The Battle Data shows familiar stats: Attack, Hit rate, Critical rate, Attack Speed, Avoid and Range. End and Rsl are new though. Or are they? Actually, they are more obvious in the Japanese version. They are short for Endurance and Resilience, or defence versus physical and magic. Basically Def and Res.
To the left is some interesting info as well. Edelgard’s class is “Aristocrat”, which is new to the series. Well, actually, it was an unused class in Blazing Blade, belonging to the likes of Elbert. That’s your useless FE fact for the day! Also displayed next to her level is the Adrastea flag.
Forum user Mackc2 pointed out that Edelgard has an attack range of 1~2 when selected, but only an attack range of 1 when fighting with her weapons. None of her weapons seem like ranged weapons either. Perhaps the extended attack range comes from her magic or combat arts?
Edelgard’s foe is Mercedes, a sword wielder. It’s not clear if Mercedes is a unique character. At the least, she’s probably not a recruitable character, because showing the player kill one off doesn’t look good, so maybe she’s a boss or some kind of captain.
Above Edelgard’s name, towards the left is an icon that looks like Vantage. So it seems Skills from Fates etc. will be back in. Curiously, weapon triangle icons aren’t displayed despite Edelgard wielding an axe versus a sword. Still, Mercedes has better Hit, but it could be the difference in weapon stats.
The battle scenes look highly detailed and sport a somewhat cel-shaded look. More importantly, it’s not just Edelgard and Mercedes that appear in the battle, but their troops too!
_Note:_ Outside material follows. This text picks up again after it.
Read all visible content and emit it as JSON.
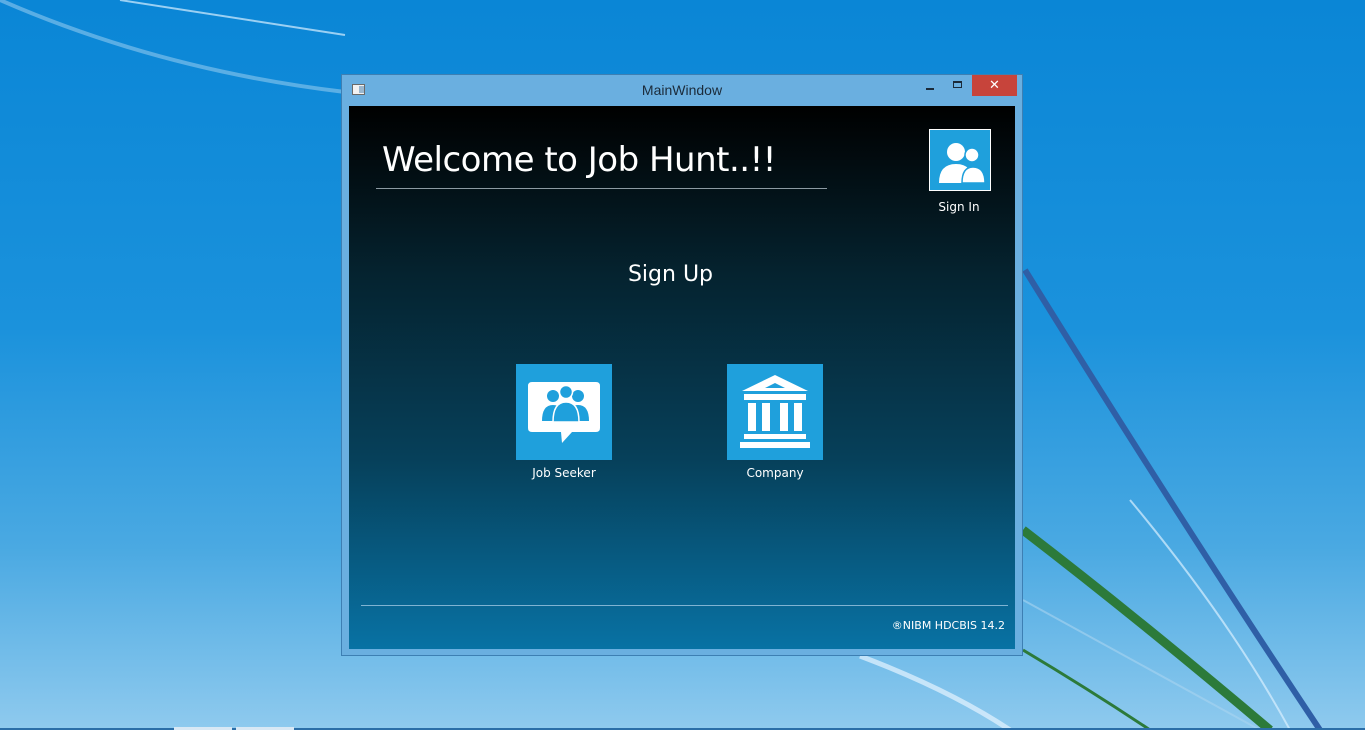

We see the troops feature in another battle scene between Dimitri and a Kingdom Soldier, then another with Claude. Dimitri has a huge Hit advantage wielding a lance versus a sword, so it’s possible the weapon triangle is still intact (or Dimitri is really OP). Meanwhile Claude has a bow.
Going forward, you may want to remember those three names: Edelgard, Dimitri and Claude.
Anyway, the game seems to have taken inspiration from its sister series, Advance Wars, in that each unit on the battle map represents a battalion of troops. So while it may be just Edelgard on the map, in reality, it’s Edelgard plus a number of her troops. This makes the battles more realistic and to-scale, considering they’re fighting in a war.
Más info acá.